What you are asked to do: Across all the entries below, how many lines contain the string "JSON"? The number by itself is the answer.

Source data:
====

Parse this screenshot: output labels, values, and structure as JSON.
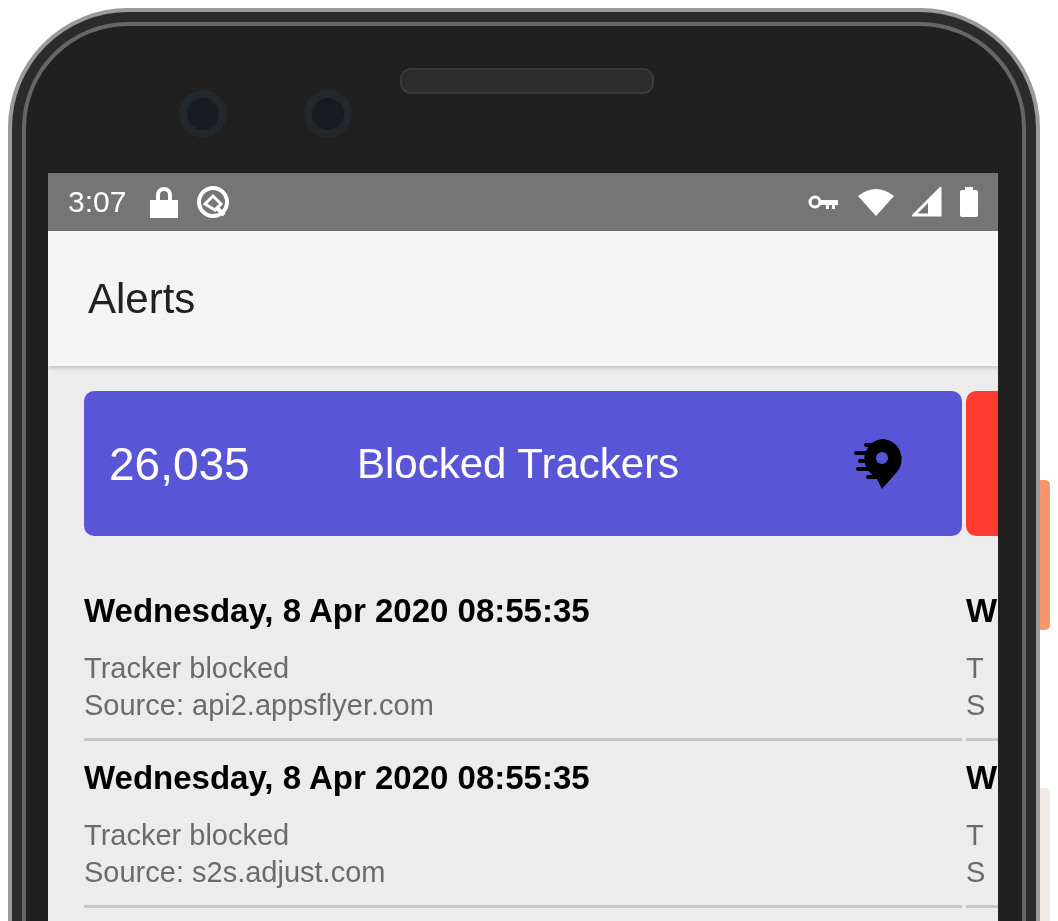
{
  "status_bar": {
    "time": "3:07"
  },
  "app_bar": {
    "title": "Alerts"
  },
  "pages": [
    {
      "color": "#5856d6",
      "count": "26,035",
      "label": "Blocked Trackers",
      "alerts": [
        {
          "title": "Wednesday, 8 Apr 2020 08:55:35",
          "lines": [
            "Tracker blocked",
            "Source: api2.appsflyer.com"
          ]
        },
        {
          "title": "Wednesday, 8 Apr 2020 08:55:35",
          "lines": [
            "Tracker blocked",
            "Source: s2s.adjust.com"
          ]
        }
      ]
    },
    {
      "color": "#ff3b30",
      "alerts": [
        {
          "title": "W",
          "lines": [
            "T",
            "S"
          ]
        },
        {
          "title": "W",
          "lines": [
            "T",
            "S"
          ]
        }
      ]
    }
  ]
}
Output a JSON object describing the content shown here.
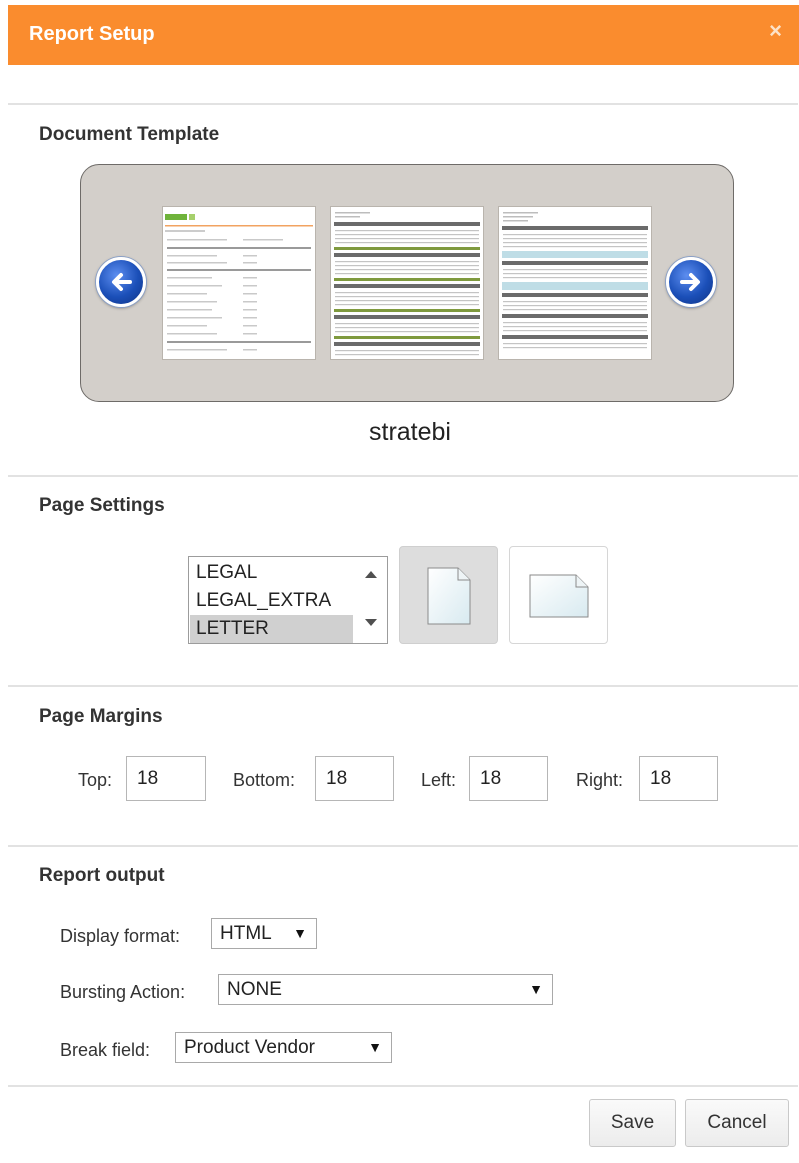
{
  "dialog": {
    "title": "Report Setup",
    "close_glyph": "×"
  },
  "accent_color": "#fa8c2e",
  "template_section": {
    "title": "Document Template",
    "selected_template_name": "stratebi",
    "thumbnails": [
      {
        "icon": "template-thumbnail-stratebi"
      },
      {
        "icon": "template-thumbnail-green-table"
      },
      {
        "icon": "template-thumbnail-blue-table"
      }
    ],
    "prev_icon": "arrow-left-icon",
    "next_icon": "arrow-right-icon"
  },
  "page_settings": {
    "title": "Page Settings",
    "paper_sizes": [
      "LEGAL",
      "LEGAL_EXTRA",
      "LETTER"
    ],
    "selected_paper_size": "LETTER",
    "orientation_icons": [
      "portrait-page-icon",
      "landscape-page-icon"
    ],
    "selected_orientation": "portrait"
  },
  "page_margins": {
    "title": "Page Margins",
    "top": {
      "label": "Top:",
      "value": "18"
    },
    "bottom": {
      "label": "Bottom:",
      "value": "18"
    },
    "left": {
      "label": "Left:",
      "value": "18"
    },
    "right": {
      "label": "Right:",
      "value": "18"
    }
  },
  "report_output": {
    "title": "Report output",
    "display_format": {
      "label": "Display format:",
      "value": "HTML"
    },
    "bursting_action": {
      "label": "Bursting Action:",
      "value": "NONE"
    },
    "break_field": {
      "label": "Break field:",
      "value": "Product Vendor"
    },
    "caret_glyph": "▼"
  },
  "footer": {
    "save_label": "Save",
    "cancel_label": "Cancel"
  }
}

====

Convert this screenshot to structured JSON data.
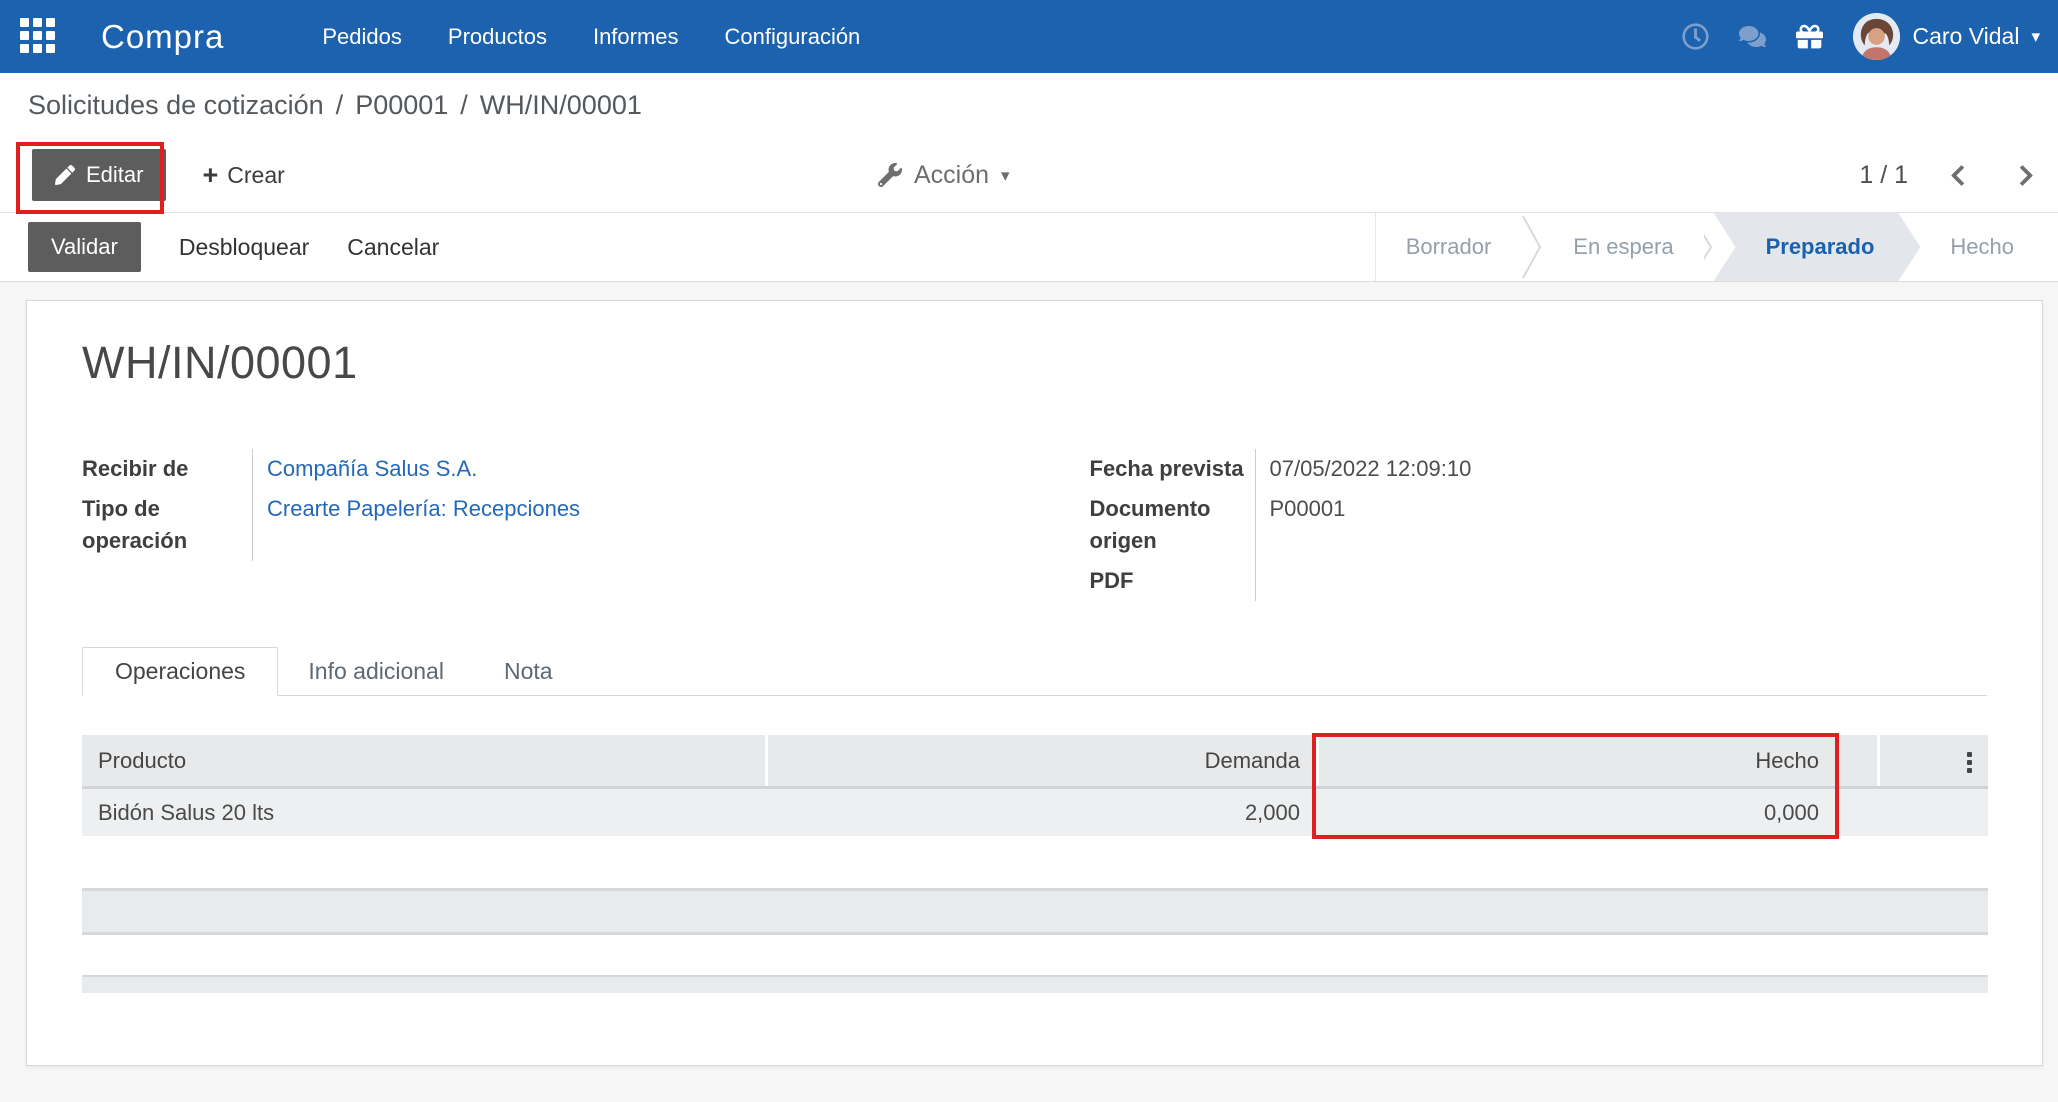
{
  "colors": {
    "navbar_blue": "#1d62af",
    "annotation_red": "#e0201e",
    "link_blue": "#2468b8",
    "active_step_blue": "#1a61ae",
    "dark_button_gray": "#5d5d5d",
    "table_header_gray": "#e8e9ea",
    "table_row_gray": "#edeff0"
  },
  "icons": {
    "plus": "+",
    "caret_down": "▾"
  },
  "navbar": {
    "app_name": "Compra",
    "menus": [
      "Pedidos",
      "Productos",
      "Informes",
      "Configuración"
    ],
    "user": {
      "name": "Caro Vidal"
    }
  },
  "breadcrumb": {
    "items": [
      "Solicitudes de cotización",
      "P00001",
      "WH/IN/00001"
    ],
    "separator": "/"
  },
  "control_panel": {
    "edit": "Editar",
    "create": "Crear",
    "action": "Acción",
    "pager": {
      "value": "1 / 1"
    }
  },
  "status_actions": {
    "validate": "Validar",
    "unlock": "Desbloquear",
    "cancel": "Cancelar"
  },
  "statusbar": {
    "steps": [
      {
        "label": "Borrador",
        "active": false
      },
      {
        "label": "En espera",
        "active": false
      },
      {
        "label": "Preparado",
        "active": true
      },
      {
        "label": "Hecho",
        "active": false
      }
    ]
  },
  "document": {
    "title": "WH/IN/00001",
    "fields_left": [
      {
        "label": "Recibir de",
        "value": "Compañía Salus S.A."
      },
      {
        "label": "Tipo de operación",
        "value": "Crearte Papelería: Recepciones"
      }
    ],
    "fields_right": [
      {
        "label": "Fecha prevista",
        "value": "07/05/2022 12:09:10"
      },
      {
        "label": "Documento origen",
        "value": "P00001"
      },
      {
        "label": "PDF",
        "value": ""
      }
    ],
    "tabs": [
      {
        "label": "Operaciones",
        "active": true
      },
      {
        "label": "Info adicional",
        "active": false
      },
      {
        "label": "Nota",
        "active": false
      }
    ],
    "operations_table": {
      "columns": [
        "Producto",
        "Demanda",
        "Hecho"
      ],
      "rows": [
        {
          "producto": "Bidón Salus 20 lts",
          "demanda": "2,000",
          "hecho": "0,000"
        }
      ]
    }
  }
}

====

Response to the task: 3